Buildings that are worthy of being landmarked are those in which the story preservations wish to tell could only be told through the building. The importance of the building could be in a particular design, like Prentice. But the building’s importance can also originate in a historical event directly tied to the building. As an example, I believe that the landmarking of the Triangle Shirtwaist Factory in New York is justified because the history of that building, not a person who happened to live or work in that building, changed the course of this country.

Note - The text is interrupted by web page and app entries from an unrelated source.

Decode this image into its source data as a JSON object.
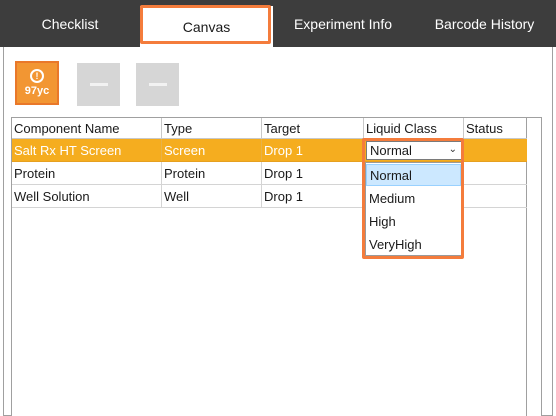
{
  "tabs": [
    {
      "label": "Checklist",
      "active": false
    },
    {
      "label": "Canvas",
      "active": true
    },
    {
      "label": "Experiment Info",
      "active": false
    },
    {
      "label": "Barcode History",
      "active": false
    }
  ],
  "toolbar": {
    "primary_label": "97yc",
    "primary_icon": "exclamation-circle-icon",
    "buttons": [
      "minus-icon",
      "minus-icon"
    ]
  },
  "grid": {
    "columns": [
      "Component Name",
      "Type",
      "Target",
      "Liquid Class",
      "Status"
    ],
    "rows": [
      {
        "name": "Salt Rx HT Screen",
        "type": "Screen",
        "target": "Drop 1",
        "liquid_class": "Normal",
        "status": "",
        "selected": true
      },
      {
        "name": "Protein",
        "type": "Protein",
        "target": "Drop 1",
        "liquid_class": "",
        "status": "",
        "selected": false
      },
      {
        "name": "Well Solution",
        "type": "Well",
        "target": "Drop 1",
        "liquid_class": "",
        "status": "",
        "selected": false
      }
    ]
  },
  "liquid_class_dropdown": {
    "selected": "Normal",
    "options": [
      "Normal",
      "Medium",
      "High",
      "VeryHigh"
    ]
  },
  "colors": {
    "tabbar": "#3d3d3d",
    "highlight": "#f47c3c",
    "selected_row": "#f5ad1f",
    "dropdown_selected": "#cce8ff"
  }
}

Even if we have established that a building is important in its own right, the question of how important is important enough still remains. All interactions and lives in cities are important, contributing in small parts to the vibrant and sui generis story of each place. But, to retain some level of economy to preservation measures, a good rule of thumb would be to ask whether the building has either had a large international impact that is understood at least by an educated elite in a certain field or an impact on the city that is understood by all its citizens. In this way, buildings that are important to a given field, like Prentice to engineering, or to a particular strand of history, like the Triangle Shirtwaist Factory to labor rights activists, should be preserved. Buildings that are salient in the public imagination of a city are also worth saving. In Chicago, the Water Tower may not be known by many non-natives, but it is an important piece of pre-fire engineering and a landmark to all Chicagoans and is therefore probably worthy of its landmark designation. The low-rises of the East Village of New York, however, are not worth saving. Activists at the Greenwich Village Historical Society spent years researching the buildings, saying on their website that, “research was key in our advocacy for expanding and securing today’s East Village Historic District, and the research was used by the Landmarks Preservation Commission itself in their documentation of the area.” In cases such as this, we should keep in mind why we want to save buildings: to reflect the history of our cities. If the history is not important enough to be relatively widely understood without extensive research, then it is most likely not worth of preservation.
Some people might say that I am calling for our cities to be gutted of their history and culture. But quite the opposite, really. I am calling for cities like Chicago to understand that some heritage is important, especially when that heritage provides an integral piece of history to help us understand a city, a country or the world. At the same time, I am calling on cities like New York to more carefully sift through the rich and multifarious physical legacy left by previous generations. For a city to remain culturally rich (not to mention affordable and economically diverse), some of the history must be moved aside to make way for new, more effective (and often higher density) uses.
Reforming our mindset towards preservation is about understanding that economic development and preservation do not have to be in opposition, but that through compromise we can have cities that are both growth oriented and respective of their history. Through such measures, we can hopefully make our cities more fair, efficient, and culturally exciting.
Sam Hersh is currently a student of urban studies at Haverford College in Pennsylvania hoping to use the worlds’ cities to more effectively catalyze human opportunity when he graduates. He can be reached at firstname.lastname@example.org.